According to ACT Research, the main cause for the supply-demand balance improvement in the past five months has been capacity declines. ACT adds that this five-month positive string suggests a tighter market in 2024 after 17 months in a loose market balance, similar to the 2015-2016 downcycle, when the Supply-Demand Balance was loose for 16 of 19 months.
“With volumes stabilizing and capacity contracting, the for-hire Supply-Demand Balance has been signaling an impending increase in freight rates for a few months,” says Tim Denoyer, vice president and senior analyst at ACT Research. “Truckload spot rates are 12% above the seasonal pattern in January following the cold snap. While weather effects should revert in the coming months, freight is an outdoor sport, so the cycle will likely find a higher trajectory as the reversion happens amid tightening capacity and recovering demand.”
The fleet capacity Index decreased by 3.3 points m/m to 44.2 in December. ACT Research says for-hire capacity has contracted in seven of the past eight months, and decreased further as fleet purchase intentions cratered and driver availability fell further this month.
“Capacity is still being added industry-wide by private fleets, but declining U.S. Class 8 tractor sales indicate this phenomenon is starting to slow,” Denoyer added. “Unlike private fleets, for-hire capacity has been contracting, so as private fleet additions decline, tighter industry capacity should press rates up.”

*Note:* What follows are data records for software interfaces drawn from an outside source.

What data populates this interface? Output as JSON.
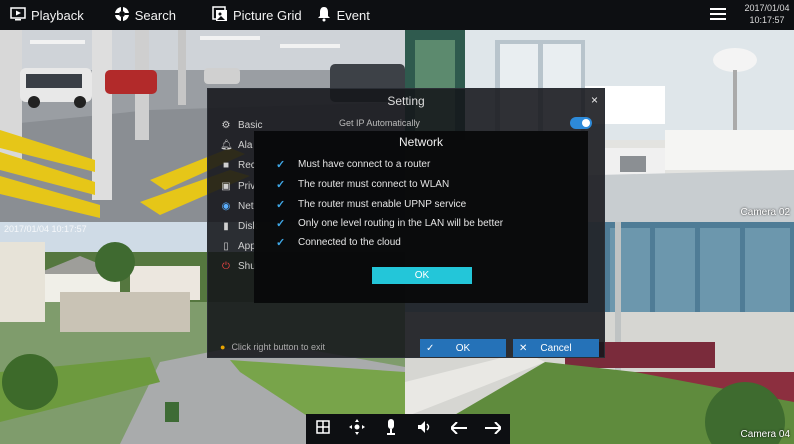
{
  "topbar": {
    "playback_label": "Playback",
    "search_label": "Search",
    "picture_grid_label": "Picture Grid",
    "event_label": "Event",
    "date": "2017/01/04",
    "time": "10:17:57"
  },
  "cameras": {
    "top_right_label": "Camera 02",
    "bottom_left_timestamp": "2017/01/04 10:17:57",
    "bottom_right_label": "Camera 04"
  },
  "setting_dialog": {
    "title": "Setting",
    "close_icon": "×",
    "get_ip_label": "Get IP Automatically",
    "get_ip_enabled": true,
    "menu": [
      {
        "label": "Basic",
        "icon": "gear-icon"
      },
      {
        "label": "Ala",
        "icon": "bell-icon"
      },
      {
        "label": "Rec",
        "icon": "video-icon"
      },
      {
        "label": "Priv",
        "icon": "image-icon"
      },
      {
        "label": "Net",
        "icon": "globe-icon",
        "active": true
      },
      {
        "label": "Disk",
        "icon": "disk-icon"
      },
      {
        "label": "App",
        "icon": "phone-icon"
      },
      {
        "label": "Shu",
        "icon": "power-icon"
      }
    ],
    "hint": "Click right button to exit",
    "ok_label": "OK",
    "cancel_label": "Cancel"
  },
  "network_popup": {
    "title": "Network",
    "items": [
      "Must have connect to a router",
      "The router must connect to WLAN",
      "The router must enable UPNP service",
      "Only one level routing in the LAN will be better",
      "Connected to the cloud"
    ],
    "ok_label": "OK"
  },
  "bottombar": {
    "icons": [
      "grid-icon",
      "ptz-icon",
      "microphone-icon",
      "speaker-icon",
      "arrow-left-icon",
      "arrow-right-icon"
    ]
  },
  "colors": {
    "accent": "#2572b8",
    "check": "#3fa7e6",
    "ok_button": "#23c6d9"
  }
}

The driver availability Index dropped noticeably, down 4.1 points m/m to 50.9 in December. ACT Research says the Driver Availability index has fallen 11 points in the past three months and reversing course after a year of record availability, culminating in the all-time high reading of 62.0 in September ’23.

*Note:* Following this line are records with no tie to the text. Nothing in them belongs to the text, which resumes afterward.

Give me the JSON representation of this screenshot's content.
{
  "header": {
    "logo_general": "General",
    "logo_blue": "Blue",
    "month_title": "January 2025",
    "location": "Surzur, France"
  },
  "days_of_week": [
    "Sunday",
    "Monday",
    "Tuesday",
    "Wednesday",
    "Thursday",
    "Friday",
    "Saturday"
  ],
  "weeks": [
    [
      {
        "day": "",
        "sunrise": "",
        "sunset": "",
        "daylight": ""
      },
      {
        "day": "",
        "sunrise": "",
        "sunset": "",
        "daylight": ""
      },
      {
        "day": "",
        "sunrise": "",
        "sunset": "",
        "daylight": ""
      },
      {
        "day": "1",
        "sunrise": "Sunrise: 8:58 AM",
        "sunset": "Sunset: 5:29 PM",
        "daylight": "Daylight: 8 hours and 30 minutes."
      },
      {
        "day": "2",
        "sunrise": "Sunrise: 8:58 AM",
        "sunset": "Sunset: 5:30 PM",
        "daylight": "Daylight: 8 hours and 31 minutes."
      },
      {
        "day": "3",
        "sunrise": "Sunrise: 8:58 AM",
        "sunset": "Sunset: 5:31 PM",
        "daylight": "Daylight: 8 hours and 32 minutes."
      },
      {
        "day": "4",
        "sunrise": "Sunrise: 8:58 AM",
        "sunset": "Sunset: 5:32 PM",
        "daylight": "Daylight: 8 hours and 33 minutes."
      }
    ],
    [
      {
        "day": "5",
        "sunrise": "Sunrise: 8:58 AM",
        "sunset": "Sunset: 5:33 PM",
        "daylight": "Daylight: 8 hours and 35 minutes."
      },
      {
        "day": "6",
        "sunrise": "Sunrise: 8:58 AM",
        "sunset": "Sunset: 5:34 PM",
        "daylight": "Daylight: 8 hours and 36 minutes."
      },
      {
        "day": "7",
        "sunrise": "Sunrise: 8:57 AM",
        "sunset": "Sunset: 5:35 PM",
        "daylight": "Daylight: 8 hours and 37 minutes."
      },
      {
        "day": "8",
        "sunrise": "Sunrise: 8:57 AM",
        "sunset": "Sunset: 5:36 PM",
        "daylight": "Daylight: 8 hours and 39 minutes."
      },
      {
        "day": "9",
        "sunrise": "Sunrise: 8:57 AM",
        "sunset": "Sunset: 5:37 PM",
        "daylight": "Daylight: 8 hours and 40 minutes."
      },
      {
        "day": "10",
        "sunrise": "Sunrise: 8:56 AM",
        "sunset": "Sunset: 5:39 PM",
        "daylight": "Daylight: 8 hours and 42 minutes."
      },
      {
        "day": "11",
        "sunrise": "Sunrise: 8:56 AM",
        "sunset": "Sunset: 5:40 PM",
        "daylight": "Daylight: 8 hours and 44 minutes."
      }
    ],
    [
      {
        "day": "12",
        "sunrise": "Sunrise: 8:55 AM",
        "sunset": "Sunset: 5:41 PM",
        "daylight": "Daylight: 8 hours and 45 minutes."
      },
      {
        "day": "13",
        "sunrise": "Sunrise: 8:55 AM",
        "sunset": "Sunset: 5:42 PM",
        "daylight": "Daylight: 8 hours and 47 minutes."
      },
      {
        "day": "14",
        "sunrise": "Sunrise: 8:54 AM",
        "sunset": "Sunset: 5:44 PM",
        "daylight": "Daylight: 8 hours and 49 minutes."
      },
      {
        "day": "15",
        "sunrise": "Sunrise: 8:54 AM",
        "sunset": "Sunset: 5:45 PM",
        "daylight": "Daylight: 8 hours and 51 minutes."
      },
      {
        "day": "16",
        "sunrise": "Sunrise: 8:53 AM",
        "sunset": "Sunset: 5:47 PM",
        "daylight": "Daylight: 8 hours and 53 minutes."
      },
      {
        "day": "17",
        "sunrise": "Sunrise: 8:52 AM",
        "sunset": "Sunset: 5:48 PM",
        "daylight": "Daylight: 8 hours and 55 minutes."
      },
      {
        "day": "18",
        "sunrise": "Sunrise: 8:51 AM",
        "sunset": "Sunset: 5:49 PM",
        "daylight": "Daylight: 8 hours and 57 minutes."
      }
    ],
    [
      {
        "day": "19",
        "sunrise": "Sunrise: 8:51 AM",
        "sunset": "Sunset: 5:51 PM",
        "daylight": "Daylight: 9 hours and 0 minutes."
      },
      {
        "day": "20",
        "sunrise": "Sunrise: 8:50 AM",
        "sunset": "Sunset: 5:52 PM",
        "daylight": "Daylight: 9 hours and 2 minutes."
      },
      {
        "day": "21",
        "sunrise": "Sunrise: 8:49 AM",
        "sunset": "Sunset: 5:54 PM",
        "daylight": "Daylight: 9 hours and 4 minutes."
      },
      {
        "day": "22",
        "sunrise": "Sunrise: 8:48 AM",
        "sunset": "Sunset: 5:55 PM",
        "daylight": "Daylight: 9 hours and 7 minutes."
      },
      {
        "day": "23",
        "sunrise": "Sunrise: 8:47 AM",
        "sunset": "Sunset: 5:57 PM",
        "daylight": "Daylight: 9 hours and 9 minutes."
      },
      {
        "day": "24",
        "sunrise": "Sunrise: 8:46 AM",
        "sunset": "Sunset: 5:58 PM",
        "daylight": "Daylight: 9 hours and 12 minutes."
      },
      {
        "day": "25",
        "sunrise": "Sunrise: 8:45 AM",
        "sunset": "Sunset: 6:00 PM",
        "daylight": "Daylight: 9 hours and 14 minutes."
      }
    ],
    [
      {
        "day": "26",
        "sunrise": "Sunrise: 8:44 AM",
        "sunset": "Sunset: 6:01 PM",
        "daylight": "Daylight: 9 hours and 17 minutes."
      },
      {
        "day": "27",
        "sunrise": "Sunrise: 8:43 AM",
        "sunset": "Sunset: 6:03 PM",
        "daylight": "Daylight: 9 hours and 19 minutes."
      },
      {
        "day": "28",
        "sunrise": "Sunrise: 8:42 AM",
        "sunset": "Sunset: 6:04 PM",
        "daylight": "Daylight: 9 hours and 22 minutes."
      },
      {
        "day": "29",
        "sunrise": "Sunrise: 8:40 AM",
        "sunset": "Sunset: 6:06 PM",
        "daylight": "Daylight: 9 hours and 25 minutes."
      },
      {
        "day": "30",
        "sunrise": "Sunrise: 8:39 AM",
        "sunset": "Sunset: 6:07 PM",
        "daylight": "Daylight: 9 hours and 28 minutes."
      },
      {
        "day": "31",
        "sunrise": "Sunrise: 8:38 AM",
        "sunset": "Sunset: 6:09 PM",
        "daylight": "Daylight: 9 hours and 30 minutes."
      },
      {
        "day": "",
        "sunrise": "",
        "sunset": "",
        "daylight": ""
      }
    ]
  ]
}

“The quality fleets in our survey have been safe havens for owner operators for the past couple years, but market dynamics seem to have finally caught up with the driver market. While bad news for the drivers, it’s key to tightening the freight market. While weather is the larger near-term factor, driver availability is a critical longer-term factor also starting to help press spot rates up,” Denoyer concluded.